(Entries from a dataset of interfaces)
((

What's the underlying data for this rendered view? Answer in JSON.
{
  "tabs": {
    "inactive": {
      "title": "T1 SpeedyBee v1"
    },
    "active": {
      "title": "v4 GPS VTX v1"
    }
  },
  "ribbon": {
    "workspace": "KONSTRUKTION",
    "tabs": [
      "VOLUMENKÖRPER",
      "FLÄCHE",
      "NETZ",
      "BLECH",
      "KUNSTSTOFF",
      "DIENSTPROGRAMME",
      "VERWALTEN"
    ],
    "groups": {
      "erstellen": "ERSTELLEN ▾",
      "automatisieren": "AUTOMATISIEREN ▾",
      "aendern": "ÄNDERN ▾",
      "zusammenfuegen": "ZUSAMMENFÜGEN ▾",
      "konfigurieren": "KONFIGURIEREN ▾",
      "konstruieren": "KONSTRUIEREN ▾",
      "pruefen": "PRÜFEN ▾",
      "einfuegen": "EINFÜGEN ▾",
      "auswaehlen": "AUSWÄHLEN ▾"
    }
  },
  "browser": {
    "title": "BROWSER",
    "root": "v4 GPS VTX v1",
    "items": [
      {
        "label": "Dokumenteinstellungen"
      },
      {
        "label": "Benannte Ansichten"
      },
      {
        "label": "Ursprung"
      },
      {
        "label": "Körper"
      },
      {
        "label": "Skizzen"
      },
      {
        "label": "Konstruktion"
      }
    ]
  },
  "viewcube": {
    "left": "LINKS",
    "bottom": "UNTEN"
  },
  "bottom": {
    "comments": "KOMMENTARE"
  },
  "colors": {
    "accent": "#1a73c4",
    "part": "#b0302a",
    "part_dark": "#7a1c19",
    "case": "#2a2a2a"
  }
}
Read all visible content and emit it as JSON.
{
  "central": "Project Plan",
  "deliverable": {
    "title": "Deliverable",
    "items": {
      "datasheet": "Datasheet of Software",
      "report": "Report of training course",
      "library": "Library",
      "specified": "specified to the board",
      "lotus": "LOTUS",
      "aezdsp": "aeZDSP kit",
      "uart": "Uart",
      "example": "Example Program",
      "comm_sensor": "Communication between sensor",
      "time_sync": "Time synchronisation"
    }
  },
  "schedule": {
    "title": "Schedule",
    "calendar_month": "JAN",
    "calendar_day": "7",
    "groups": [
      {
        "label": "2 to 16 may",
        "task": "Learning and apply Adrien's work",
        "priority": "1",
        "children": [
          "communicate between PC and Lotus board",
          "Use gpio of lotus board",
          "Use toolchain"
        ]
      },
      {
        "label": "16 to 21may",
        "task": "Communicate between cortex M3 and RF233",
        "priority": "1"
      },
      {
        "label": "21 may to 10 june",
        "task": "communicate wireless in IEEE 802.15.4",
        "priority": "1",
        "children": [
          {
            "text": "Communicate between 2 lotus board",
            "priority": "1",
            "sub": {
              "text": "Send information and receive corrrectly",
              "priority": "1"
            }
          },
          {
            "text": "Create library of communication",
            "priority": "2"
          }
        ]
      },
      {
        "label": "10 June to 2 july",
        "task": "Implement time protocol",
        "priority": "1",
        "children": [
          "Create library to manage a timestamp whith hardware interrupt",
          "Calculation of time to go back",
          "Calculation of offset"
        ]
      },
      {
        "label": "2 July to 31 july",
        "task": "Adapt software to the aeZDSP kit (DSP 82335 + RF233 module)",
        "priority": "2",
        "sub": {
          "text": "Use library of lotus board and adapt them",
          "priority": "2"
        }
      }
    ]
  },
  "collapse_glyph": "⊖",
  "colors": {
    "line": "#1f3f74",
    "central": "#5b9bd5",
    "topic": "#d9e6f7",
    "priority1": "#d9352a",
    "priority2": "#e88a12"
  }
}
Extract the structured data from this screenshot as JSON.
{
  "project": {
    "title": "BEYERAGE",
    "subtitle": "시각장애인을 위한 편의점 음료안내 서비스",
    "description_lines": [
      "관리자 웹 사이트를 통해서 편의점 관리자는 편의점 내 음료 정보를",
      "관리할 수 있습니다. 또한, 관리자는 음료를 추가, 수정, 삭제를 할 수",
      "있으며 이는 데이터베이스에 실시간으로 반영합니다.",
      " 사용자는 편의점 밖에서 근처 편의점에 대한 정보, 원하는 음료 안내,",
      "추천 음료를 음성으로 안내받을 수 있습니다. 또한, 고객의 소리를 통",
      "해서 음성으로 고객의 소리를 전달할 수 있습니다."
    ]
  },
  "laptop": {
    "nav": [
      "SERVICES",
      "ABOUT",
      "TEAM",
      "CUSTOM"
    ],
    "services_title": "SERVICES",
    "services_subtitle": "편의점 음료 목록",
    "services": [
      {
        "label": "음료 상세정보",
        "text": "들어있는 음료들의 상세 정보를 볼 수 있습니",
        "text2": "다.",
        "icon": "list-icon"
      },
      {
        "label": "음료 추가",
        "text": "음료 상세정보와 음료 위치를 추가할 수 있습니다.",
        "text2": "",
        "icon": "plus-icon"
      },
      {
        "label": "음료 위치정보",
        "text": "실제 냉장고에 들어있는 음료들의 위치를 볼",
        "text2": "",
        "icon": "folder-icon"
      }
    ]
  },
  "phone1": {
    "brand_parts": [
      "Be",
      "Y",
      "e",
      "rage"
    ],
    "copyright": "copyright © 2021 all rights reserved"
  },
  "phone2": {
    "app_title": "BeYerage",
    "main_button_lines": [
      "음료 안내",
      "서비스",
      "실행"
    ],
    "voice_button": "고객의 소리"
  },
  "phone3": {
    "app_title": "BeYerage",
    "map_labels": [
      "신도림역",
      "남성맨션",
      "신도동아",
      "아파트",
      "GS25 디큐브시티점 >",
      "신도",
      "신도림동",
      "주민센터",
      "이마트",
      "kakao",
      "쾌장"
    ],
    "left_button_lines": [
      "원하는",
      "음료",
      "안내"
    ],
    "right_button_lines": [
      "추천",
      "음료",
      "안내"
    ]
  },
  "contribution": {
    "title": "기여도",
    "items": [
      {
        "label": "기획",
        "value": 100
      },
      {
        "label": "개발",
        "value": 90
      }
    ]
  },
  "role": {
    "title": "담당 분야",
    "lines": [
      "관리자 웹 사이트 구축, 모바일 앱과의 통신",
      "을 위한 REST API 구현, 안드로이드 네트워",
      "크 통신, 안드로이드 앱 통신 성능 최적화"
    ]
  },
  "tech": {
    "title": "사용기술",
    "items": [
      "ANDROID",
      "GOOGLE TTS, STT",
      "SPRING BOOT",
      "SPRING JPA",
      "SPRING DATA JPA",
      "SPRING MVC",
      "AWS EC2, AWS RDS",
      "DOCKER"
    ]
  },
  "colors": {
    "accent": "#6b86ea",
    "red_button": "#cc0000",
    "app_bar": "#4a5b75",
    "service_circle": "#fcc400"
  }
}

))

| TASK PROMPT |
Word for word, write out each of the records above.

| RESPONSE AREA |
What's the underlying data for this rendered view? Answer in JSON.
{
  "tabs": {
    "inactive": {
      "title": "T1 SpeedyBee v1"
    },
    "active": {
      "title": "v4 GPS VTX v1"
    }
  },
  "ribbon": {
    "workspace": "KONSTRUKTION",
    "tabs": [
      "VOLUMENKÖRPER",
      "FLÄCHE",
      "NETZ",
      "BLECH",
      "KUNSTSTOFF",
      "DIENSTPROGRAMME",
      "VERWALTEN"
    ],
    "groups": {
      "erstellen": "ERSTELLEN ▾",
      "automatisieren": "AUTOMATISIEREN ▾",
      "aendern": "ÄNDERN ▾",
      "zusammenfuegen": "ZUSAMMENFÜGEN ▾",
      "konfigurieren": "KONFIGURIEREN ▾",
      "konstruieren": "KONSTRUIEREN ▾",
      "pruefen": "PRÜFEN ▾",
      "einfuegen": "EINFÜGEN ▾",
      "auswaehlen": "AUSWÄHLEN ▾"
    }
  },
  "browser": {
    "title": "BROWSER",
    "root": "v4 GPS VTX v1",
    "items": [
      {
        "label": "Dokumenteinstellungen"
      },
      {
        "label": "Benannte Ansichten"
      },
      {
        "label": "Ursprung"
      },
      {
        "label": "Körper"
      },
      {
        "label": "Skizzen"
      },
      {
        "label": "Konstruktion"
      }
    ]
  },
  "viewcube": {
    "left": "LINKS",
    "bottom": "UNTEN"
  },
  "bottom": {
    "comments": "KOMMENTARE"
  },
  "colors": {
    "accent": "#1a73c4",
    "part": "#b0302a",
    "part_dark": "#7a1c19",
    "case": "#2a2a2a"
  }
}
Read all visible content and emit it as JSON.
{
  "central": "Project Plan",
  "deliverable": {
    "title": "Deliverable",
    "items": {
      "datasheet": "Datasheet of Software",
      "report": "Report of training course",
      "library": "Library",
      "specified": "specified to the board",
      "lotus": "LOTUS",
      "aezdsp": "aeZDSP kit",
      "uart": "Uart",
      "example": "Example Program",
      "comm_sensor": "Communication between sensor",
      "time_sync": "Time synchronisation"
    }
  },
  "schedule": {
    "title": "Schedule",
    "calendar_month": "JAN",
    "calendar_day": "7",
    "groups": [
      {
        "label": "2 to 16 may",
        "task": "Learning and apply Adrien's work",
        "priority": "1",
        "children": [
          "communicate between PC and Lotus board",
          "Use gpio of lotus board",
          "Use toolchain"
        ]
      },
      {
        "label": "16 to 21may",
        "task": "Communicate between cortex M3 and RF233",
        "priority": "1"
      },
      {
        "label": "21 may to 10 june",
        "task": "communicate wireless in IEEE 802.15.4",
        "priority": "1",
        "children": [
          {
            "text": "Communicate between 2 lotus board",
            "priority": "1",
            "sub": {
              "text": "Send information and receive corrrectly",
              "priority": "1"
            }
          },
          {
            "text": "Create library of communication",
            "priority": "2"
          }
        ]
      },
      {
        "label": "10 June to 2 july",
        "task": "Implement time protocol",
        "priority": "1",
        "children": [
          "Create library to manage a timestamp whith hardware interrupt",
          "Calculation of time to go back",
          "Calculation of offset"
        ]
      },
      {
        "label": "2 July to 31 july",
        "task": "Adapt software to the aeZDSP kit (DSP 82335 + RF233 module)",
        "priority": "2",
        "sub": {
          "text": "Use library of lotus board and adapt them",
          "priority": "2"
        }
      }
    ]
  },
  "collapse_glyph": "⊖",
  "colors": {
    "line": "#1f3f74",
    "central": "#5b9bd5",
    "topic": "#d9e6f7",
    "priority1": "#d9352a",
    "priority2": "#e88a12"
  }
}
Extract the structured data from this screenshot as JSON.
{
  "project": {
    "title": "BEYERAGE",
    "subtitle": "시각장애인을 위한 편의점 음료안내 서비스",
    "description_lines": [
      "관리자 웹 사이트를 통해서 편의점 관리자는 편의점 내 음료 정보를",
      "관리할 수 있습니다. 또한, 관리자는 음료를 추가, 수정, 삭제를 할 수",
      "있으며 이는 데이터베이스에 실시간으로 반영합니다.",
      " 사용자는 편의점 밖에서 근처 편의점에 대한 정보, 원하는 음료 안내,",
      "추천 음료를 음성으로 안내받을 수 있습니다. 또한, 고객의 소리를 통",
      "해서 음성으로 고객의 소리를 전달할 수 있습니다."
    ]
  },
  "laptop": {
    "nav": [
      "SERVICES",
      "ABOUT",
      "TEAM",
      "CUSTOM"
    ],
    "services_title": "SERVICES",
    "services_subtitle": "편의점 음료 목록",
    "services": [
      {
        "label": "음료 상세정보",
        "text": "들어있는 음료들의 상세 정보를 볼 수 있습니",
        "text2": "다.",
        "icon": "list-icon"
      },
      {
        "label": "음료 추가",
        "text": "음료 상세정보와 음료 위치를 추가할 수 있습니다.",
        "text2": "",
        "icon": "plus-icon"
      },
      {
        "label": "음료 위치정보",
        "text": "실제 냉장고에 들어있는 음료들의 위치를 볼",
        "text2": "",
        "icon": "folder-icon"
      }
    ]
  },
  "phone1": {
    "brand_parts": [
      "Be",
      "Y",
      "e",
      "rage"
    ],
    "copyright": "copyright © 2021 all rights reserved"
  },
  "phone2": {
    "app_title": "BeYerage",
    "main_button_lines": [
      "음료 안내",
      "서비스",
      "실행"
    ],
    "voice_button": "고객의 소리"
  },
  "phone3": {
    "app_title": "BeYerage",
    "map_labels": [
      "신도림역",
      "남성맨션",
      "신도동아",
      "아파트",
      "GS25 디큐브시티점 >",
      "신도",
      "신도림동",
      "주민센터",
      "이마트",
      "kakao",
      "쾌장"
    ],
    "left_button_lines": [
      "원하는",
      "음료",
      "안내"
    ],
    "right_button_lines": [
      "추천",
      "음료",
      "안내"
    ]
  },
  "contribution": {
    "title": "기여도",
    "items": [
      {
        "label": "기획",
        "value": 100
      },
      {
        "label": "개발",
        "value": 90
      }
    ]
  },
  "role": {
    "title": "담당 분야",
    "lines": [
      "관리자 웹 사이트 구축, 모바일 앱과의 통신",
      "을 위한 REST API 구현, 안드로이드 네트워",
      "크 통신, 안드로이드 앱 통신 성능 최적화"
    ]
  },
  "tech": {
    "title": "사용기술",
    "items": [
      "ANDROID",
      "GOOGLE TTS, STT",
      "SPRING BOOT",
      "SPRING JPA",
      "SPRING DATA JPA",
      "SPRING MVC",
      "AWS EC2, AWS RDS",
      "DOCKER"
    ]
  },
  "colors": {
    "accent": "#6b86ea",
    "red_button": "#cc0000",
    "app_bar": "#4a5b75",
    "service_circle": "#fcc400"
  }
}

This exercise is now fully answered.